The big picture: The results of focus groups in Ohio, Minnesota and Wisconsin suggest that some of these voters have views on climate change that are in between Democratic presidential candidates, who think it’s a crisis, and President Trump, who dismisses it altogether.
How it works: Groups of between nine and 11 swing voters in those three states answered questions about a range of topics, including climate change.
- These focus groups, conducted by the nonpartisan research firms Engagious and Focus Pointe Global, are a small handful of voters and don’t offer a statistically significant sample like a poll.
- But the responses provide a richer snapshot of how some voters in key counties are thinking about climate change in the 2020 election.
What they’re saying: The participants were asked the following fill-in-the-blank exercise: Climate change is a ____.
- Of the more than two dozen responses, most (14) chose words that somehow described climate change as a problem, with “concern” being the most common.
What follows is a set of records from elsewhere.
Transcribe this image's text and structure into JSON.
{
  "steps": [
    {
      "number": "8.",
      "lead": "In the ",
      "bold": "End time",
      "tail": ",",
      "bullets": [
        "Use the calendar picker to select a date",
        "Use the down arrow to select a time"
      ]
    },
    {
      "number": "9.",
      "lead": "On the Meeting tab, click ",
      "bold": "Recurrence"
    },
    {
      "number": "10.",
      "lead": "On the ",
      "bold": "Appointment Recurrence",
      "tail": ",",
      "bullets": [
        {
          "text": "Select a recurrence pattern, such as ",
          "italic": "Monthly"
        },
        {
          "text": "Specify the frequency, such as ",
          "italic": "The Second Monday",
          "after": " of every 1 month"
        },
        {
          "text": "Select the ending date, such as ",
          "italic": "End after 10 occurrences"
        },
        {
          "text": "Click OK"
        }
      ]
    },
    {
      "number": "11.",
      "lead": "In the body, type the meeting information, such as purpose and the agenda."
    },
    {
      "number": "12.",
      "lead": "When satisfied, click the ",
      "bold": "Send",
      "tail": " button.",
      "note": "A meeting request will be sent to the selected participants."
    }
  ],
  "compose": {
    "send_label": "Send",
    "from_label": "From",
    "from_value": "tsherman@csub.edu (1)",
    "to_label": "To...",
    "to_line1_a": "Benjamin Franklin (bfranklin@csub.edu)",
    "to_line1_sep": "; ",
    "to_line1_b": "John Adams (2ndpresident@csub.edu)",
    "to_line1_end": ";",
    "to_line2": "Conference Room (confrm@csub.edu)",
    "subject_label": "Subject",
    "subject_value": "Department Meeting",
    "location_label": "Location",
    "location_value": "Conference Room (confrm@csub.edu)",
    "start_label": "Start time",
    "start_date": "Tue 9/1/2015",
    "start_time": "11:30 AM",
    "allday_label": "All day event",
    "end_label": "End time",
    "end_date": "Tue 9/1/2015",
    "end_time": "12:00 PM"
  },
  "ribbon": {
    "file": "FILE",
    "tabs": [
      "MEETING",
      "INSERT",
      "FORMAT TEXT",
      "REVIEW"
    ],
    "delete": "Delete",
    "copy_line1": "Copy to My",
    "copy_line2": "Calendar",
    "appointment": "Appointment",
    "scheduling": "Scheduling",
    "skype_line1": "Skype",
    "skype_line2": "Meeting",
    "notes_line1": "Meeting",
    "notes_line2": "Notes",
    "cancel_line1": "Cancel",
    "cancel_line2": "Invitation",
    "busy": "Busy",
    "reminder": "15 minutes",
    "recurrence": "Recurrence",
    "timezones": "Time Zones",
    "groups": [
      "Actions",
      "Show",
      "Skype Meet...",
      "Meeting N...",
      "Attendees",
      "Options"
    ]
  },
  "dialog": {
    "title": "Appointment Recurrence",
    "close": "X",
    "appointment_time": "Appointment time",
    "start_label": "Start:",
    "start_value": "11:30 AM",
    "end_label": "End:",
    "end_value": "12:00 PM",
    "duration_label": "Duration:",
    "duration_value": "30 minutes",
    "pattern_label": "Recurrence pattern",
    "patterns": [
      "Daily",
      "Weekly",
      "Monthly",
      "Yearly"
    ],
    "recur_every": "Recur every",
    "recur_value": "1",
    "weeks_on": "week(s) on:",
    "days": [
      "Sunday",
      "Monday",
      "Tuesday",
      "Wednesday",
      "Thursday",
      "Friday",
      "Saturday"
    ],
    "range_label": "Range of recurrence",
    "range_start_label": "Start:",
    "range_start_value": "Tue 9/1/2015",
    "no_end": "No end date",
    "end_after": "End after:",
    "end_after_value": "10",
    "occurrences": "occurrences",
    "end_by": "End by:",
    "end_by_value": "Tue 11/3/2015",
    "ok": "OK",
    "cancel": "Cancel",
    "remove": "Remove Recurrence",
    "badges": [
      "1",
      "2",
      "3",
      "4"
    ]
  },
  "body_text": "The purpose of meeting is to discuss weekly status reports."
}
- Just four people chose words that made it clear they roundly dismissed climate change as a problem at all (like Trump).
- Nobody described climate change as an emergency.
Why it matters: The degree of urgency is a key factor in whether climate change becomes a big enough priority to help determine their vote. Although this topic is getting more attention this election than it has perhaps ever before, these lukewarm reactions suggest it’s not breaking through.
- Most of the focus group participants didn’t rank it in the top five of their priorities.
- Polling shows more Americans are worried about climate change and want action on the matter, but most of the increased concern is coming from Democrats.
What to watch: When asked if climate change is an emergency, one voter said her daughter would describe it that way.
- I'm watching to what degree younger voters — who polling suggests are more worried about climate than older generations — retain that urgency as they get older. This could determine whether climate change will be a more decisive issue in future elections.